Scientists raise mini human brain in a petri dish

With the goal of being able to better study neurological diseases, researchers create a lab-grown brain with stem cells.

Dara Kerr Former senior reporter
Dara Kerr was a senior reporter for CNET covering the on-demand economy and tech culture. She grew up in Colorado, went to school in New York City and can never remember how to pronounce gif.
Dara Kerr
2 min read
A cross-section of the brain-like tissue created from human stem cells. Madeline A. Lancaster

Petri dishes have hosted all sorts of experiments, such as cultivating mold or breeding amoeba. But now, truly futuristic events are happening in these circular glass plates -- most notably, growing brains.

That's right, scientists are now raising brains in petri dishes.

According to a study in the science journal Nature, biologists at the Institute of Molecular Biotechnology in Vienna have grown a human brain using stem cells.
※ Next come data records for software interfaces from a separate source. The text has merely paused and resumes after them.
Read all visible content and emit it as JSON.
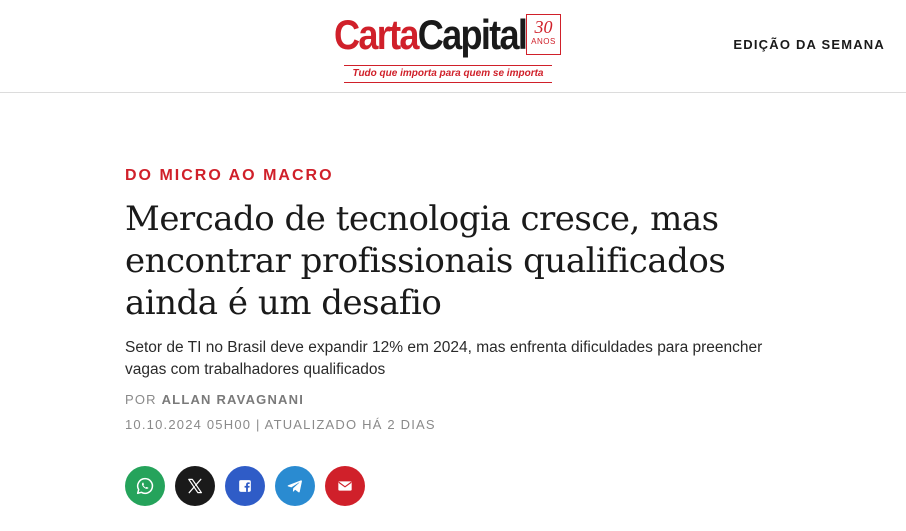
{
  "header": {
    "logo": {
      "carta": "Carta",
      "capital": "Capital",
      "badge_number": "30",
      "badge_label": "ANOS",
      "tagline": "Tudo que importa para quem se importa"
    },
    "edition_link": "EDIÇÃO DA SEMANA"
  },
  "article": {
    "kicker": "DO MICRO AO MACRO",
    "headline": "Mercado de tecnologia cresce, mas encontrar profissionais qualificados ainda é um desafio",
    "subtitle": "Setor de TI no Brasil deve expandir 12% em 2024, mas enfrenta dificuldades para preencher vagas com trabalhadores qualificados",
    "byline_prefix": "POR",
    "author": "ALLAN RAVAGNANI",
    "dateline": "10.10.2024 05H00 | ATUALIZADO HÁ 2 DIAS"
  },
  "share": {
    "buttons": [
      {
        "icon": "whatsapp-icon",
        "color": "#25a35b"
      },
      {
        "icon": "x-icon",
        "color": "#1a1a1a"
      },
      {
        "icon": "facebook-icon",
        "color": "#2f5cc7"
      },
      {
        "icon": "telegram-icon",
        "color": "#2a8bd1"
      },
      {
        "icon": "email-icon",
        "color": "#d0202a"
      }
    ]
  },
  "colors": {
    "brand_red": "#d0202a",
    "text_dark": "#1a1a1a",
    "meta_gray": "#8a8a8a",
    "divider": "#dcdcdc"
  }
}
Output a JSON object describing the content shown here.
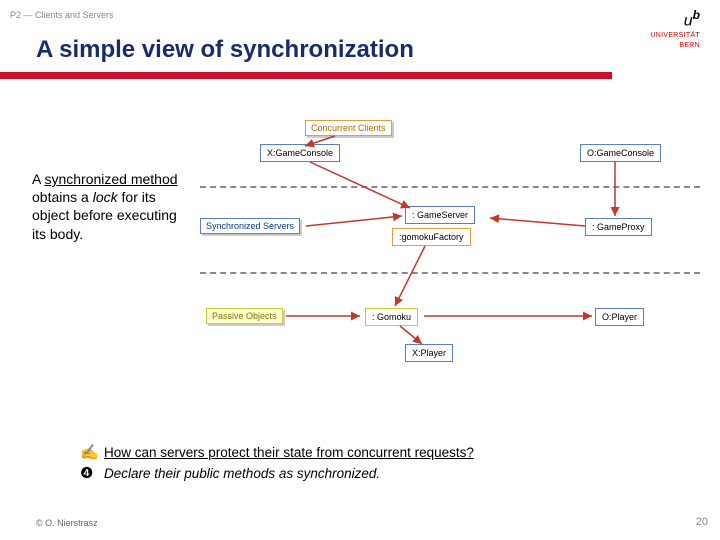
{
  "breadcrumb": "P2 — Clients and Servers",
  "logo": {
    "u": "u",
    "b": "b",
    "line1": "UNIVERSITÄT",
    "line2": "BERN"
  },
  "title": "A simple view of synchronization",
  "sidenote": {
    "t1": "A ",
    "sync": "synchronized method",
    "t2": " obtains a ",
    "lock": "lock",
    "t3": " for its object before executing its body."
  },
  "diagram": {
    "tags": {
      "concurrent": "Concurrent Clients",
      "syncserv": "Synchronized Servers",
      "passive": "Passive Objects"
    },
    "nodes": {
      "xconsole": "X:GameConsole",
      "oconsole": "O:GameConsole",
      "gserver": ": GameServer",
      "gfactory": ":gomokuFactory",
      "gproxy": ": GameProxy",
      "gomoku": ": Gomoku",
      "xplayer": "X:Player",
      "oplayer": "O:Player"
    }
  },
  "qa": {
    "bullet_q": "✍",
    "bullet_a": "❹",
    "question": "How can servers protect their state from concurrent requests?",
    "answer": "Declare their public methods as synchronized."
  },
  "footer": "© O. Nierstrasz",
  "page": "20"
}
This brain isn't full-grown; instead, it is small 3D sections of tissue that apparently resemble the brain of a 9-week-old fetus. It is about 3 to 4 millimeters in size.

Despite not being fully developed, this brain model still has distinct regions of the brain, like the dorsal cortex, ventral forebrain, and an immature retina.

"The parts are correctly organized, but not put together," said study coordinator Juergen Knoblich, according to Popular Science. Knoblich describes it as "a car where you have an engine, you have the wheels -- but the engine is on the roof... that car would never drive, but you could still take that car and analyze how an engine works."

The goal of these scientists is to be able to use lab-grown brains to study illnesses, like schizophrenia and autism. Apparently, animal brains are too dissimilar from human brains for conclusive studies on many types of neurological diseases.

Scientists have created other body parts, like livers and heart tissue, but these organs are nowhere near as intricate as a brain. According to Popular Science, the 3D brain model created by the Viennese researchers is the most complex in vitro creation of tissue to date.